RECORDS PROVIDED section start

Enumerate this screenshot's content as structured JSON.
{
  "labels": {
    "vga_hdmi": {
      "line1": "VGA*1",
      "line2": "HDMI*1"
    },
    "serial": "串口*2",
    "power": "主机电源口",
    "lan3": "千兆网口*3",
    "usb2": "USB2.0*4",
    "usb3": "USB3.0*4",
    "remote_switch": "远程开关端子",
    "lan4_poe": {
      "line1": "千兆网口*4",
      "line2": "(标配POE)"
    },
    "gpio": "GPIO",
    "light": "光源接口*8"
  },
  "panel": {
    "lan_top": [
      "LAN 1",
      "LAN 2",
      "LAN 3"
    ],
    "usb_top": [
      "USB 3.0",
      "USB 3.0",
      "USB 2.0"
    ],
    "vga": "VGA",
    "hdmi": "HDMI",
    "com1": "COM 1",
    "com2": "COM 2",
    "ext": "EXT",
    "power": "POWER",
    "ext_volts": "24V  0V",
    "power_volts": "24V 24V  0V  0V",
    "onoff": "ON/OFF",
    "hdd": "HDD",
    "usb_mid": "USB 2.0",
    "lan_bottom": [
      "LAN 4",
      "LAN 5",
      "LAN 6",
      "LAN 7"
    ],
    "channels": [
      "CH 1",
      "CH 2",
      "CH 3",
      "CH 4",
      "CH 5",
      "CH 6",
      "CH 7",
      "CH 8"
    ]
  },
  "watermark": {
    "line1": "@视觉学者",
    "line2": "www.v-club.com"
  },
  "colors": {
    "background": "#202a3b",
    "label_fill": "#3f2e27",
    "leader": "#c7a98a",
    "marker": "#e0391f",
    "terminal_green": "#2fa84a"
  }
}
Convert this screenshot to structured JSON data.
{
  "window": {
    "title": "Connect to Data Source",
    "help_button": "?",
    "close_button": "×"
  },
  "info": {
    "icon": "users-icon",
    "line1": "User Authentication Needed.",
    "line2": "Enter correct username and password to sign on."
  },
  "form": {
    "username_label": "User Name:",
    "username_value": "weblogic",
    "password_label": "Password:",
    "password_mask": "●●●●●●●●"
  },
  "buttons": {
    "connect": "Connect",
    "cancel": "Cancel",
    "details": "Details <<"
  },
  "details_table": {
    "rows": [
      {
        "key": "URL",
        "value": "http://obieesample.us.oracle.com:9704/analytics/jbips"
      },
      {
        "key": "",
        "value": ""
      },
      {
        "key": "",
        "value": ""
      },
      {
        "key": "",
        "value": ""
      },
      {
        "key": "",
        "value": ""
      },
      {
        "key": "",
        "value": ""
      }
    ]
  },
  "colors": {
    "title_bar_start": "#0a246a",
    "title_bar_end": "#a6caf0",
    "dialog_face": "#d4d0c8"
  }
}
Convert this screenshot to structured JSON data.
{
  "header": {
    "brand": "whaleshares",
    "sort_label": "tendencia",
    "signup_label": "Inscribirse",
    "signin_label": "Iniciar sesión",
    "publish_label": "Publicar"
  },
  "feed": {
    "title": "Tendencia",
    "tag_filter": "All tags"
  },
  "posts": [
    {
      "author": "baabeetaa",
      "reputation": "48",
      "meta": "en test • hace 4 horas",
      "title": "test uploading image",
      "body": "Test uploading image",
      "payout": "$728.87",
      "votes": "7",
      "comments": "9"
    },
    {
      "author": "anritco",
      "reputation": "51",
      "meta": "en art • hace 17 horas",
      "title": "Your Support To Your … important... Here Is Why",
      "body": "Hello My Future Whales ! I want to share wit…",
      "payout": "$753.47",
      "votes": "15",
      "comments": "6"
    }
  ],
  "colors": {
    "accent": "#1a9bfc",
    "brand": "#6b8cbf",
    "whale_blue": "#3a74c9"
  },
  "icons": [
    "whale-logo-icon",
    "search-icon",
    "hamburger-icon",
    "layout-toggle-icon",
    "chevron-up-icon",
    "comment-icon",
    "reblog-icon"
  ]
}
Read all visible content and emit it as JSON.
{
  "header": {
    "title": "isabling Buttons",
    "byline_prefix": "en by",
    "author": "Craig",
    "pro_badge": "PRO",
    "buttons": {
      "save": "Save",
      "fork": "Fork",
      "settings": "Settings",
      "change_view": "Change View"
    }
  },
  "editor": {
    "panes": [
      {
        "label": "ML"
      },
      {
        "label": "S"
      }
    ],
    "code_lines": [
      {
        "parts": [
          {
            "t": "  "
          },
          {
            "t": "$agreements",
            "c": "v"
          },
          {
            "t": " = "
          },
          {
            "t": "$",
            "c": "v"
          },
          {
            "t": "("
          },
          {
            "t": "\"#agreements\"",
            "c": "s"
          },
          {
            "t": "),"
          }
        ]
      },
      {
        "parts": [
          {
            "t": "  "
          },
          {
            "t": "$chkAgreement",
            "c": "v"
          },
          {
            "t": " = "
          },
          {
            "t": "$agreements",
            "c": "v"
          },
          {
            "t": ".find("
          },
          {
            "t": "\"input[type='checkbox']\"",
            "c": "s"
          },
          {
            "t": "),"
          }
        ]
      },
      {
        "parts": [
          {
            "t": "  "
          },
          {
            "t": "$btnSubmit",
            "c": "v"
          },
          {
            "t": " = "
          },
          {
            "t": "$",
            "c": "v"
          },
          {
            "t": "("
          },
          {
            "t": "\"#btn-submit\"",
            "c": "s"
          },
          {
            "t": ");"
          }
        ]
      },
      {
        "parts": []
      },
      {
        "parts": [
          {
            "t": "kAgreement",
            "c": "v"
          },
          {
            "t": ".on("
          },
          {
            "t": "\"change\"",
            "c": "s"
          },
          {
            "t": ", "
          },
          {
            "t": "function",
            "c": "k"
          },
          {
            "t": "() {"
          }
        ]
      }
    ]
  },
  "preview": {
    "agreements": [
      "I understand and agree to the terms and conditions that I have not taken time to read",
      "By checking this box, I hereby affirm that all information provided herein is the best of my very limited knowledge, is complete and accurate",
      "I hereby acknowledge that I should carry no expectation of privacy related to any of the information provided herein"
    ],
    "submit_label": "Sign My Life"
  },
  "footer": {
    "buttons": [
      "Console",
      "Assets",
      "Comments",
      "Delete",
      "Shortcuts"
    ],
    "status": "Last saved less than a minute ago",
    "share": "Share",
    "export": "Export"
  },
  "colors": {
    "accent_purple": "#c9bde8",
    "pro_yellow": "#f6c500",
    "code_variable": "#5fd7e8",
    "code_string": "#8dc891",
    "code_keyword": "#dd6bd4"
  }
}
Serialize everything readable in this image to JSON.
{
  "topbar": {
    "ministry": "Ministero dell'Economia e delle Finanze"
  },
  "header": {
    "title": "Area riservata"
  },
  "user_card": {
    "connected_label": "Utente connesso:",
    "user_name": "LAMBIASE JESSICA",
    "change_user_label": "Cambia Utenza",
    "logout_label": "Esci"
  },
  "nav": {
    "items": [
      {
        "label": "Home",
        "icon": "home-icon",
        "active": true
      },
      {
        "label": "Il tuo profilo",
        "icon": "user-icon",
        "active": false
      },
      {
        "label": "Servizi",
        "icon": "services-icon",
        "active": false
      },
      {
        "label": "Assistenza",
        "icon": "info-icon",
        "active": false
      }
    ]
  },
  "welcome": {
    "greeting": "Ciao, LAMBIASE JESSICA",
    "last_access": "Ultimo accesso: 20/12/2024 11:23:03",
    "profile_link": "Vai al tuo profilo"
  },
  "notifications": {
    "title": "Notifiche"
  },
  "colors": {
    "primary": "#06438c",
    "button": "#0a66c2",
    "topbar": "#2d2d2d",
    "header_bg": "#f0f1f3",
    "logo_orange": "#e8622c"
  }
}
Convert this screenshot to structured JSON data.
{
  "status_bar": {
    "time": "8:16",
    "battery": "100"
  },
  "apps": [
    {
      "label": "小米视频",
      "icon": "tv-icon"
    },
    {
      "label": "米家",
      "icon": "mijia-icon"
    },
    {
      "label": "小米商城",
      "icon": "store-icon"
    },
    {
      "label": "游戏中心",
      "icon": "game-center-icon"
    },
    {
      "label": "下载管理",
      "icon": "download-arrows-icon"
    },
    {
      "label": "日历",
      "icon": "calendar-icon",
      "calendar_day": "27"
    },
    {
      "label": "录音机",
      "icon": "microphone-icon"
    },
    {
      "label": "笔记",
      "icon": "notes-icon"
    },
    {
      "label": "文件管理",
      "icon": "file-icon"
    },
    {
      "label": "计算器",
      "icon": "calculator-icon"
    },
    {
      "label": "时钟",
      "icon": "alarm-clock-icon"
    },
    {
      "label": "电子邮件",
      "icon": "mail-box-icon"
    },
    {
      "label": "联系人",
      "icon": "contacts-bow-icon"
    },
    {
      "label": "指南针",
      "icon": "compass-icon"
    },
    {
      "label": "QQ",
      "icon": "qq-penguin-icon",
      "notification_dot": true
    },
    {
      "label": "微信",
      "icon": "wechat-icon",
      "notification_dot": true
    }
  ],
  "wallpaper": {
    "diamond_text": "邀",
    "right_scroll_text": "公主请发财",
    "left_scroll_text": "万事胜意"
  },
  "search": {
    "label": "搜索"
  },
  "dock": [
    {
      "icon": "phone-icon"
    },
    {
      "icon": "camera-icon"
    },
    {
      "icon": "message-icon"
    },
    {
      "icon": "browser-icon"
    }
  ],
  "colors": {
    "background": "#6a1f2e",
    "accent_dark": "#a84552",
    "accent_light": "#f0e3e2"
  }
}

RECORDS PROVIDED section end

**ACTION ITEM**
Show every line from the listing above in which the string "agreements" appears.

**SOLUTION FOR THIS TASK**
            "t": "$agreements",
            "t": "\"#agreements\"",
            "t": "$agreements",
    "agreements": [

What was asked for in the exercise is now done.